However, you need to be aware there ARE rare things that can look similar, so until you're told 100% it's MS, there's always the slight possibility they might revise the diagnosis to one of those rare things.

Could be embarrassing if you've already told everyone it's MS!  So perhaps the best course is complete honesty.  Rather than saying, as a certainty, "I have MS", perhaps you could say: "It's virtually certain it's MS now - they've ruled out most other things".  That way, if your consultant did come back later, and say, in the light of all the evidence, he's changed his mind, you wouldn't be left looking silly - or worse still, a liar.

Tina

Hello, and welcome to the site happy2

 

I'm with Tina on this one - "working diagnosis" is normally a term used to describe the neuro's best guess at that moment. That means that it will only be confirmed as MS if test results support it. It also means that it is not actually a proper diagnosis so the best you can really tell people is, "They think I might have MS." For what it's worth, that's what I told people before I had it confirmed and it was fine.

 

I've never really cared whether or not people know, so if someone asked why I was walking funny or out of the office a lot or whatever, I told them. I also made sure to keep my boss informed, but you obviously don't have that problem. I usually didn't tell short-term clients when I went self employed, but I usually told longer-term clients so that they were understanding when I declined taking on extra work or had to move days about.

 

I guess, for me, I simply told people who would want or need to know.

 

Do whatever you feel is right for you.

Karen x

Hello X I'm in 'totally-nuts-land' at the moment - reacting to the first MS 'whisperings' and obvious discomfort amongst the docs I'm seeing!!

I've been blurting it out to totally random people!! Poor buggers!! 8/

 

Oh! I used the word Bu**ers! nothing worse I promise!! Should I apologise to someone in authority ?? Eww! I'm not normally a swearer - honest!!

Sorry xxx

Jen xxx 8/

Thank you all for your advice. I should have explained clearer- I have known for over a year it was possibly MS and didn't tell people as didn't want to have the 'oops, I was wrong' conversation happy2

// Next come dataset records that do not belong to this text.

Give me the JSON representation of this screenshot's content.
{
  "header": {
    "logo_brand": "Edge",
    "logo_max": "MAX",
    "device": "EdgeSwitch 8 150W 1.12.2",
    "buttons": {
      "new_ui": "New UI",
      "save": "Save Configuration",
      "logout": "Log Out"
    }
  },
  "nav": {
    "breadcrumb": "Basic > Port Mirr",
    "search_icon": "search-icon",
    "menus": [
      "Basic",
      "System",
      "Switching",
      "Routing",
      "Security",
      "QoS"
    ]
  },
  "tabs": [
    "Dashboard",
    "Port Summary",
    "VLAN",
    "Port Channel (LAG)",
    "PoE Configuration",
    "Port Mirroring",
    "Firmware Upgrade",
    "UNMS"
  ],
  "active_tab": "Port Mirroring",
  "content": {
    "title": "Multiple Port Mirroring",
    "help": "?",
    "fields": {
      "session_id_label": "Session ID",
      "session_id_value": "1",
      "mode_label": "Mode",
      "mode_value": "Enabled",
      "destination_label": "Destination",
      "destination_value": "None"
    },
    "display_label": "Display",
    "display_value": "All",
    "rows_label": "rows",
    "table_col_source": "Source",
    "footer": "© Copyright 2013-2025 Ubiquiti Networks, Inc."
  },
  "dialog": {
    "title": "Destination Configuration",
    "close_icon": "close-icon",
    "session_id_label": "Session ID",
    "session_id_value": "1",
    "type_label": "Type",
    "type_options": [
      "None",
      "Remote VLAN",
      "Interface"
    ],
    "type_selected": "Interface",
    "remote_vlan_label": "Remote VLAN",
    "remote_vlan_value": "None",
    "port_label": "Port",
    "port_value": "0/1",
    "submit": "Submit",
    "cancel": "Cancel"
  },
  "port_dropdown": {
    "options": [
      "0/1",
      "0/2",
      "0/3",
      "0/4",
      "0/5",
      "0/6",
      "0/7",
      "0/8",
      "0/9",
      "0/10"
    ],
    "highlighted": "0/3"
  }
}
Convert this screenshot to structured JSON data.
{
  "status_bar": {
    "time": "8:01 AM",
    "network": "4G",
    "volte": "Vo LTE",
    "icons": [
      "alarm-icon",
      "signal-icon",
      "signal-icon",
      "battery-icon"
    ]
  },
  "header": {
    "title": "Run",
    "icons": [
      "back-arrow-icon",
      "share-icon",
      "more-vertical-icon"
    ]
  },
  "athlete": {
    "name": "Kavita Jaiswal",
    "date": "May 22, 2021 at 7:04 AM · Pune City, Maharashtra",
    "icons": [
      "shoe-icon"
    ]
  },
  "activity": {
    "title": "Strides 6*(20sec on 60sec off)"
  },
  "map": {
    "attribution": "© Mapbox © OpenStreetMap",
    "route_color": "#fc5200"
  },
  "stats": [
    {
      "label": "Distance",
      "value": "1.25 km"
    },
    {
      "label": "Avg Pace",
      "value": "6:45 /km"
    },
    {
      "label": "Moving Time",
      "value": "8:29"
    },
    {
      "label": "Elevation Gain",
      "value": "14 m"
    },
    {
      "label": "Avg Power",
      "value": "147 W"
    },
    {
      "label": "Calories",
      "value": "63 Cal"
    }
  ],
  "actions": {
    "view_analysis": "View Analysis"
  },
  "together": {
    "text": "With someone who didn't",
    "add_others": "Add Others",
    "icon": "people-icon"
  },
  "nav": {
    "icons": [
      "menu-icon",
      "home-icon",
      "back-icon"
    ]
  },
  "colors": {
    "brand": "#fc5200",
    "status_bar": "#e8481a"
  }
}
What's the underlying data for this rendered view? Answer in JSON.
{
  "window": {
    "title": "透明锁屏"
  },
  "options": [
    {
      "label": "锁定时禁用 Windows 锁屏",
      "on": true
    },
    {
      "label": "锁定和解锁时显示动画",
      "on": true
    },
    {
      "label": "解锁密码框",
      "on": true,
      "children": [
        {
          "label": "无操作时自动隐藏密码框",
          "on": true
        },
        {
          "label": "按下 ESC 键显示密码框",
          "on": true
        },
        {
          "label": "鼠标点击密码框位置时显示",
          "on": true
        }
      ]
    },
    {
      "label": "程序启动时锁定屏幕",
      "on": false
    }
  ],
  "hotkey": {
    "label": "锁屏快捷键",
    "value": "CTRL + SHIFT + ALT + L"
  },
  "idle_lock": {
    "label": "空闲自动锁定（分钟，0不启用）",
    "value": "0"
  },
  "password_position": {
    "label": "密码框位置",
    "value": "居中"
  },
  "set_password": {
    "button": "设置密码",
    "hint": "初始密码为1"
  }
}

But after a year of tests, MRIs, lumpar puncture, hospital admissions, everything else being ruled out etc my consultant has said he is positive it is MS but until signs show on an MRI he can't give me an official diagnosis. Apparently they don't show in 5% of cases?

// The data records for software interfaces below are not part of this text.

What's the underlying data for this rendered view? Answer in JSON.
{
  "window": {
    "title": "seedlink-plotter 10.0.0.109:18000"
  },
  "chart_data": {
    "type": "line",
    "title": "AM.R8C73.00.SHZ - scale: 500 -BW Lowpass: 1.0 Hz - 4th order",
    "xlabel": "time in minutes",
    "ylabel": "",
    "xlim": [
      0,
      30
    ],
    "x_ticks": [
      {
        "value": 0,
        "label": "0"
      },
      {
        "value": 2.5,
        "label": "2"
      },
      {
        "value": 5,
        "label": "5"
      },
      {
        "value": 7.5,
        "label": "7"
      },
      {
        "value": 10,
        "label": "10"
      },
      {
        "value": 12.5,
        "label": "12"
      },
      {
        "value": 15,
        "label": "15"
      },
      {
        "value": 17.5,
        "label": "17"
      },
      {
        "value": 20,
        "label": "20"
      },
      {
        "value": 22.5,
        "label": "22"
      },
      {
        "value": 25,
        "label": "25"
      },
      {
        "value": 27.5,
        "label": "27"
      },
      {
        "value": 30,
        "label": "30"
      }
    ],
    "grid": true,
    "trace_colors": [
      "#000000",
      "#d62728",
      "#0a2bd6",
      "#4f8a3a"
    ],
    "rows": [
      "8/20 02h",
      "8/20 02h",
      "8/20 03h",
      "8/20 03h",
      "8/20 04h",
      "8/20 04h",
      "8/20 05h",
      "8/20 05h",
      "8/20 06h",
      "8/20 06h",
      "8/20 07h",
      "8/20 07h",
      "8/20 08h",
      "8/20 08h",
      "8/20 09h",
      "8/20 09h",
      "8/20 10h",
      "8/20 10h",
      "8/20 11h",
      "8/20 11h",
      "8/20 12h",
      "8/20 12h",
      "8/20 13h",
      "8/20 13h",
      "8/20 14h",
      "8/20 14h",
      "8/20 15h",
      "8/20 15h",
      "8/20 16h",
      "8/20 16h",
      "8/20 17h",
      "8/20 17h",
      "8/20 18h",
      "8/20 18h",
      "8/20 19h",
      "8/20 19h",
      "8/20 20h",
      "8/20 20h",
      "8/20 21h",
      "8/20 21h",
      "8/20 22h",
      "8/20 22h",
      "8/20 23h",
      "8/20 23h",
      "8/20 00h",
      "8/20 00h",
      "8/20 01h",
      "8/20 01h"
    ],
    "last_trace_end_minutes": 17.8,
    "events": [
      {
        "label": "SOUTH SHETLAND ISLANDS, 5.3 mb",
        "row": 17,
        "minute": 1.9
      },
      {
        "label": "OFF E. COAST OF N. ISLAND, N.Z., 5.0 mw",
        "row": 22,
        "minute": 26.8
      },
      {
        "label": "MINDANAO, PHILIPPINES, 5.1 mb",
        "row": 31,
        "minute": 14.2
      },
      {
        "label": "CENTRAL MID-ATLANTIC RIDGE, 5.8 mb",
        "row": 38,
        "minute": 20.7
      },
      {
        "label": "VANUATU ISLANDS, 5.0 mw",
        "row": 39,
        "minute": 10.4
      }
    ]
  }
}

He has introduced me to the MS nurses, referred me for fatigue management and I'm about to start a course of treatment - so although it is only called a 'working diagnosis' it's as close as I can get at the moment.

I think it's just I have the urge to say it, and then move on. I do a team sport and only two people know why I have been absent most of the year and I have heard whispers that people are annoyed with me not turning up, not helping out etc and I would also like to say it to them so they understand why I haven't been around. I am worried about any prejudice etc but I guess anyone who raises that as an issue can be told that as I've had this for 18+ months and it's not affected my work (fortunately- I am in a very lucky position) and they hadn't noticed before then I guess there's nothing for them to be worried about! happy2